The magnificent set, almost mediaeval in look – crumbling ancient walls – tall guttering candles – dark entrances and a sea of faded painted faces right across the middle section is designed by Tom Scutt. The atmosphere is heightened throughout with superb music from composer Jocelyn Pook and splendid sound design from Paul Ardetti. Lighting designer is Jon Clark.
King Charles III benefits hugely from excellent direction (Robert Goold with Whitney Mosery) and the whole play flows along like a stricken royal barge dangerously navigating the river Thames at night. As the story glides by it takes in the difficult politics in Parliament due to King Charles refusal in signing a legal document concerning freedom of the press. Social unrest ensues and along the way, with a few nasty bumps into the proverbial riverbank we eavesdrop on certain major players in the current royal family and their entourage.

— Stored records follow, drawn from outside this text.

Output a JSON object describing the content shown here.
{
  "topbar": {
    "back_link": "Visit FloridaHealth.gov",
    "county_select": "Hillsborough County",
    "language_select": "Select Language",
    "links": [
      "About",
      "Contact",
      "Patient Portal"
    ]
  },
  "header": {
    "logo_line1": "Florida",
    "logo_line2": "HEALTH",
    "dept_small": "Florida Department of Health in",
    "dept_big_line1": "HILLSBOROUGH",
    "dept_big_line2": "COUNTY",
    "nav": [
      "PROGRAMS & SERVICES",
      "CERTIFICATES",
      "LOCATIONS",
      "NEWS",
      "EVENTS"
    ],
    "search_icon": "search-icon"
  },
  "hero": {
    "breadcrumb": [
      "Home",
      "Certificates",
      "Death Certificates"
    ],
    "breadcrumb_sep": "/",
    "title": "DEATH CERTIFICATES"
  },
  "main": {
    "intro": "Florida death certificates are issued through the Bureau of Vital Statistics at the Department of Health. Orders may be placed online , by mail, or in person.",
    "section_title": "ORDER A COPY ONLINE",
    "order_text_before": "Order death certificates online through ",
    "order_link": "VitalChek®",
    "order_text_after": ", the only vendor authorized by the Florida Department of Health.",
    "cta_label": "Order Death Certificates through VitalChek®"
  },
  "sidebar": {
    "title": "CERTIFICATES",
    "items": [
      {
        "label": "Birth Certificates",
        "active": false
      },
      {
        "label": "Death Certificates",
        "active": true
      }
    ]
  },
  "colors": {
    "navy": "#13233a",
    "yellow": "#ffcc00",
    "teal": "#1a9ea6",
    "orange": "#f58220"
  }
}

None of the royal characters are caricatured and Robert Powell is terrifically stubborn and vulnerable as the new King who just wants an easy life after waiting almost a lifetime for his mother to pass away and for himself to rightfully attain the throne. Son, Harry 'Prince of Wales' just desires to be a 'normal bloke that shops in Sainsbury's and has a house that he has paid for'. Richard Glaves lights up the stage as the confused and love-struck Harry and Lucy Phelps plays his new girlfriend and staunch republican in a very natural way – at once in awe of her situation and politically pulling the opposite way.
William and Kate (Ben Righton and Jennifer Brydon) are almost perfect look-a-likes for their roles; William forever holding his hands together at waist level; intelligent, polite and strongly built and Kate – beautifully dressed and initially demure. As the play evolves however the tides turn and Kate comes into her own; acting much more ambitious and vociferous, pushing her husband William to usurp his father as king. Supporting King Charles III himself is his wife Camilla (Penelope Beaumont) and shown as an equal to Charles whose loyalty to her husband is tried to the utmost as the country goes into civil war and Charles struggles to reason why.

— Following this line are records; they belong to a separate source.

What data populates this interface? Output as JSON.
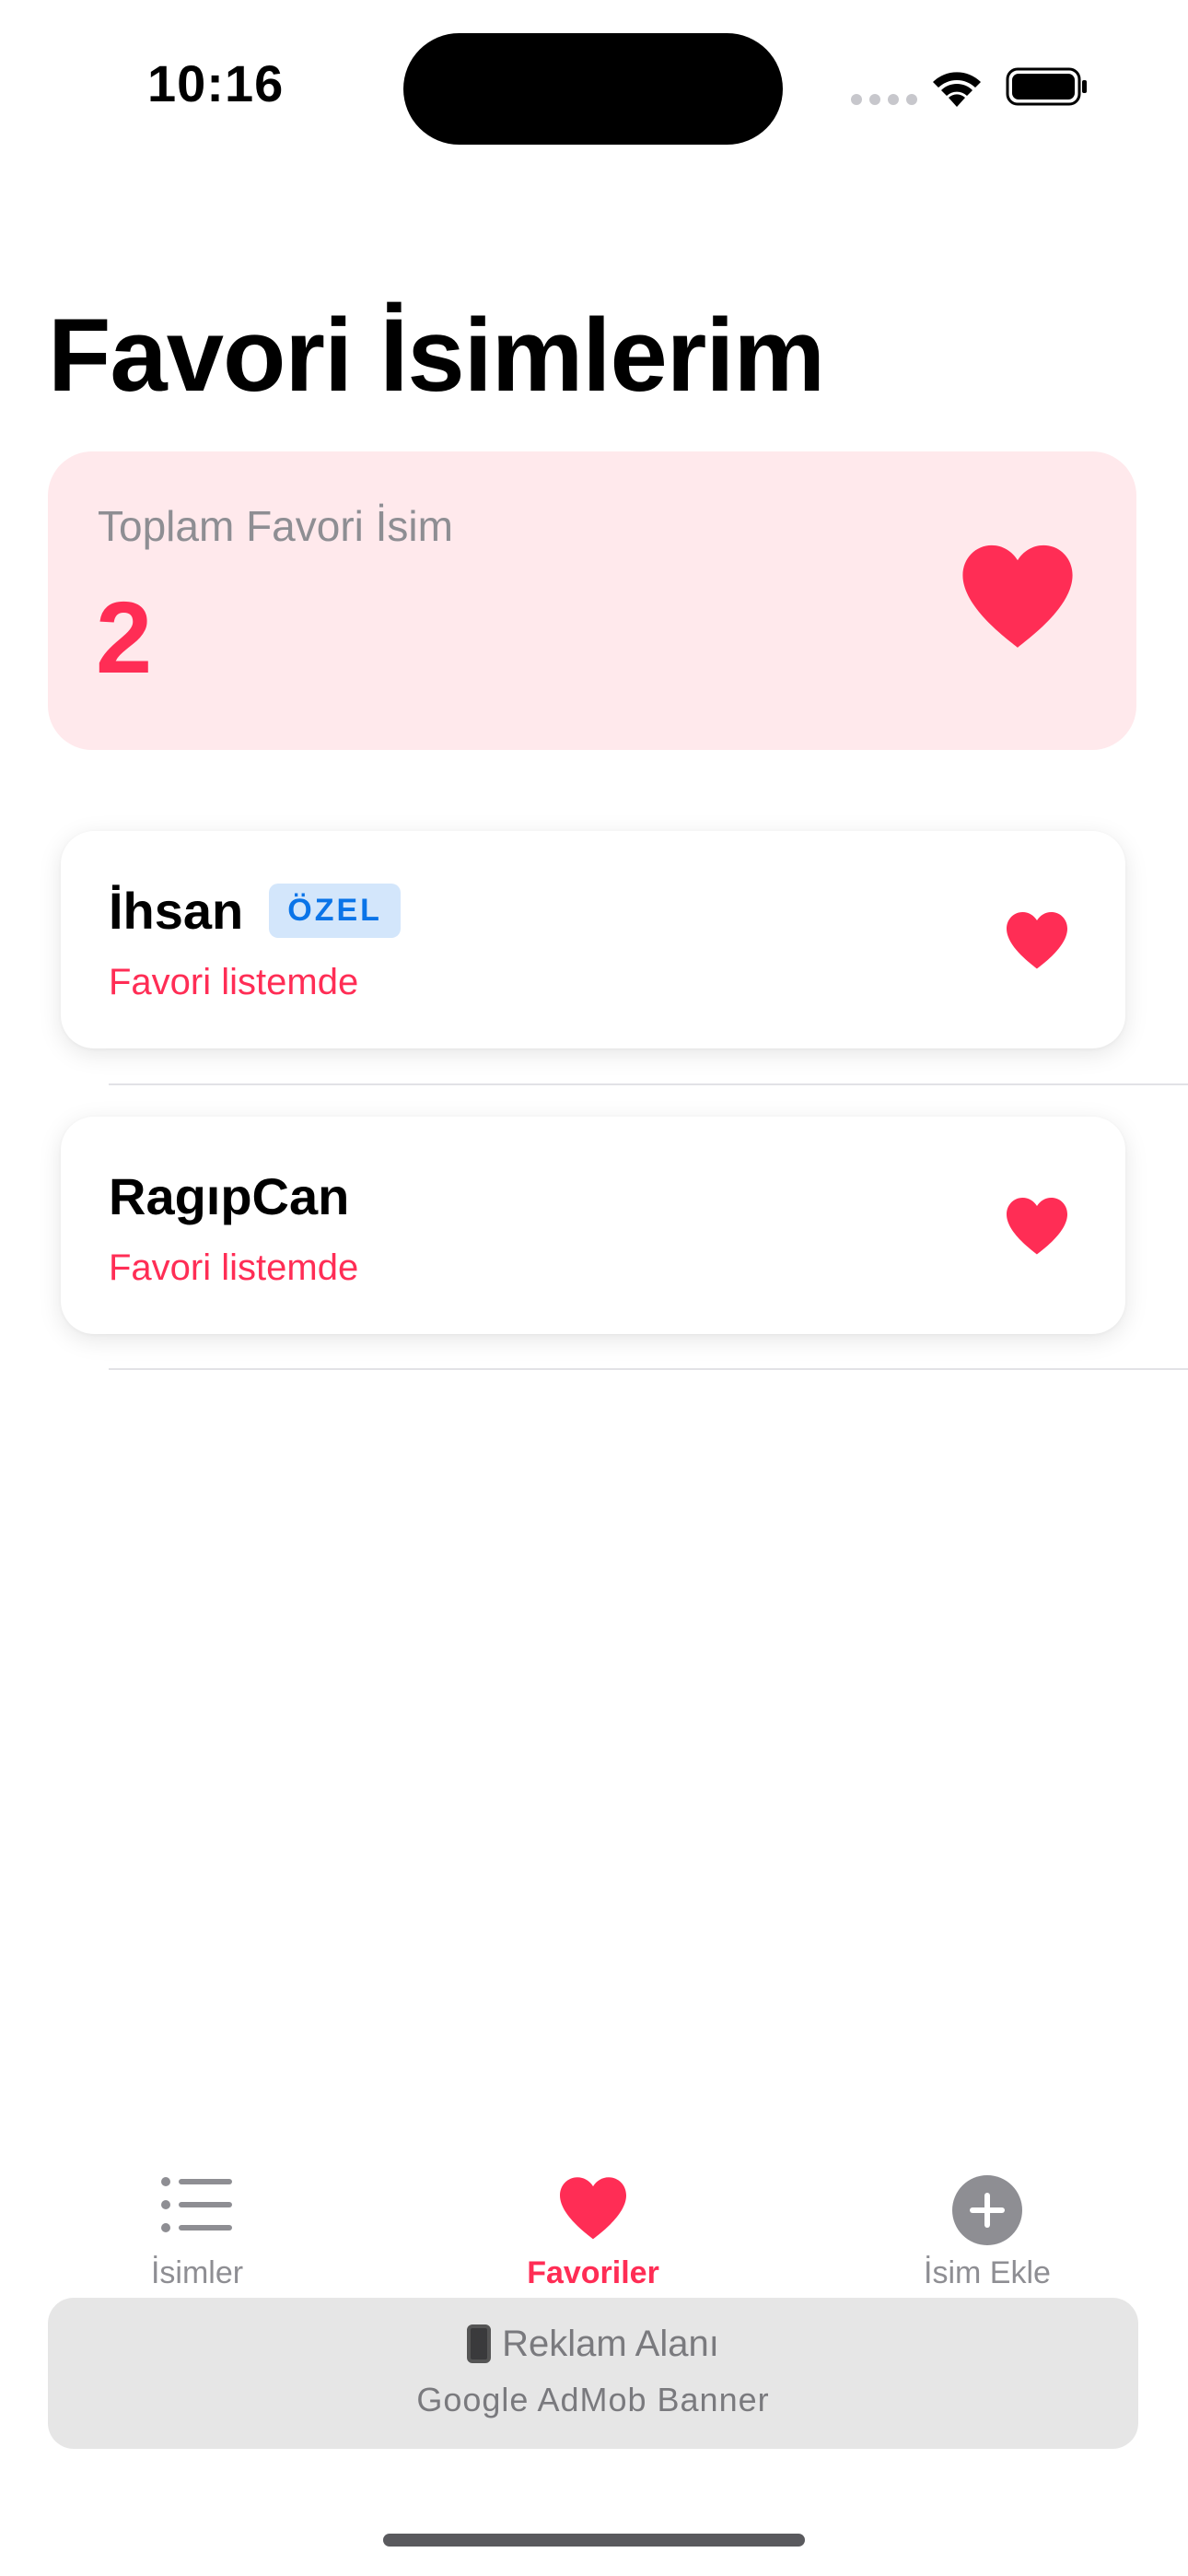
{
  "status_bar": {
    "time": "10:16"
  },
  "page": {
    "title": "Favori İsimlerim"
  },
  "summary": {
    "label": "Toplam Favori İsim",
    "count": "2",
    "icon": "heart-icon"
  },
  "favorites": [
    {
      "name": "İhsan",
      "badge": "ÖZEL",
      "subtitle": "Favori listemde",
      "icon": "heart-icon"
    },
    {
      "name": "RagıpCan",
      "subtitle": "Favori listemde",
      "icon": "heart-icon"
    }
  ],
  "tab_bar": {
    "items": [
      {
        "label": "İsimler",
        "icon": "list-icon",
        "selected": false
      },
      {
        "label": "Favoriler",
        "icon": "heart-icon",
        "selected": true
      },
      {
        "label": "İsim Ekle",
        "icon": "plus-circle-icon",
        "selected": false
      }
    ]
  },
  "ad": {
    "title": "Reklam Alanı",
    "subtitle": "Google AdMob Banner",
    "icon": "mobile-phone-icon"
  },
  "colors": {
    "accent": "#ff2d55",
    "summary_background": "#ffe9ec",
    "badge_background": "#d3e6fb",
    "badge_text": "#0a74e8",
    "inactive": "#8e8e93"
  }
}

The two major politicians Mr Stevens and Mr Evans (Giles Taylor and Tim Treloar) appear to walked straight out of the real House of Commons and even with their dialogue being mostly governed by the strictures of iambic pentameter, their performances are very natural and powerful on the stage.
This complex and potentially controversial play from the Almeida Theatre (on tour) is brilliantly written and performed and although the story is dark and - even includes a recognisable ghost predicting destiny- it is not without a great deal of wit.

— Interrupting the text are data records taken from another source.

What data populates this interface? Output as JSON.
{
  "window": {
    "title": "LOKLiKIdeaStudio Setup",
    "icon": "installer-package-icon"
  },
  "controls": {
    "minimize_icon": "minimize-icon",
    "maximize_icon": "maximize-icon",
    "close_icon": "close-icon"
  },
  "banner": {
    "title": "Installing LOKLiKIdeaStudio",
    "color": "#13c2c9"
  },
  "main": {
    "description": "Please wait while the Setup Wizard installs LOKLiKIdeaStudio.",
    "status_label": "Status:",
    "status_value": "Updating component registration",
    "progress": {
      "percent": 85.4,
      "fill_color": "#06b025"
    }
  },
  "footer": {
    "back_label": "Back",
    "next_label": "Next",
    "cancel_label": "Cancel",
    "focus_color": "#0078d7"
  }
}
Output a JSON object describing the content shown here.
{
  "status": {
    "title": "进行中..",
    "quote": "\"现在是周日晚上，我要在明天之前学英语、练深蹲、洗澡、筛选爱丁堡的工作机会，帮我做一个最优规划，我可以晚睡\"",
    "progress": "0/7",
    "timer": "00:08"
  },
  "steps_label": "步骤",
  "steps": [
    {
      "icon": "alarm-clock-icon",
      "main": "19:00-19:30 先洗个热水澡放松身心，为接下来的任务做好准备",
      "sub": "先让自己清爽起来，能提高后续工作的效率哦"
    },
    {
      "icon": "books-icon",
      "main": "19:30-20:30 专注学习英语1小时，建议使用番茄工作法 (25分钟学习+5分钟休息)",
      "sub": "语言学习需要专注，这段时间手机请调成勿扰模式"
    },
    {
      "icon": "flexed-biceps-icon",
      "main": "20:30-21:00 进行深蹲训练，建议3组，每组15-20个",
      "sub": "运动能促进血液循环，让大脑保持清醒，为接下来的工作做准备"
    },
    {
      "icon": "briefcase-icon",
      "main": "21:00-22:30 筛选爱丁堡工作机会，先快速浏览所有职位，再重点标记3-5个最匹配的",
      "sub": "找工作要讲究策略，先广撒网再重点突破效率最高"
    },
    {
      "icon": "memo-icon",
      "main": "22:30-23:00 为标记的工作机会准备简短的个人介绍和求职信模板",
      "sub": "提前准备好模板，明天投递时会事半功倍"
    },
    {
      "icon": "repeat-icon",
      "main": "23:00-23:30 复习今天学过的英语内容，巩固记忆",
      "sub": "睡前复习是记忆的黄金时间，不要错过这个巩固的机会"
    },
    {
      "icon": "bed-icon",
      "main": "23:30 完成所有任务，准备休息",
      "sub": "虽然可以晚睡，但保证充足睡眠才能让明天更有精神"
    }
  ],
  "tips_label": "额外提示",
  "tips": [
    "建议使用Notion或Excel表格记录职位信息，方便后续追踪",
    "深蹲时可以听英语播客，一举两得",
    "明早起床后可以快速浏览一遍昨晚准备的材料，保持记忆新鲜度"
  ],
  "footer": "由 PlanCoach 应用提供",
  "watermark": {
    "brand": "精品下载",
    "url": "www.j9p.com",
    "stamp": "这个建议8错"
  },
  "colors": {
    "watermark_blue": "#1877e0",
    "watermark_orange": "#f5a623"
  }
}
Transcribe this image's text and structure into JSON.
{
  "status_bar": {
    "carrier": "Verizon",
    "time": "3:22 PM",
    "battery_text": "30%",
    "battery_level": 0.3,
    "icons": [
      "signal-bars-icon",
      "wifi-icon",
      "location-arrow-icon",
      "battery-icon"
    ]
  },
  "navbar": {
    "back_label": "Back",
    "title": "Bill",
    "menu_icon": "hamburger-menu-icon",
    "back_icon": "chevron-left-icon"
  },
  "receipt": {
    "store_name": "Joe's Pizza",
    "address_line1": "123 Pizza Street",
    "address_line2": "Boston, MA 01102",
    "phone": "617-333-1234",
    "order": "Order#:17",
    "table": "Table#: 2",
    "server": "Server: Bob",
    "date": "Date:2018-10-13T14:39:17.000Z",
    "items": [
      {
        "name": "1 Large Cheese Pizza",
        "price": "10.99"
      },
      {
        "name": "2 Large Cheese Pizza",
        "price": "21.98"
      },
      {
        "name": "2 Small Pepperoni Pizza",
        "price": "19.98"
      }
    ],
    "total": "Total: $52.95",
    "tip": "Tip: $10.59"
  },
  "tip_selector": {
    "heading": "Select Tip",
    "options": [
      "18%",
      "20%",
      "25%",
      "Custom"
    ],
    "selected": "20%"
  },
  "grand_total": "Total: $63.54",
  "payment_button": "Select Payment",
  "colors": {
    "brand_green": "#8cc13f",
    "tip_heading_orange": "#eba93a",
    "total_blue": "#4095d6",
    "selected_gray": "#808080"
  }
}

For those coming to the play to see Robert Powell as the lead they will be delighted in his tour de force portrayal in the challenging lead role. For those interested in witnessing 'a play of the future' today with a superb ensemble look no further than this terrific production. Charles III runs at Nottingham Theatre Royal until Saturday 10th October 2015.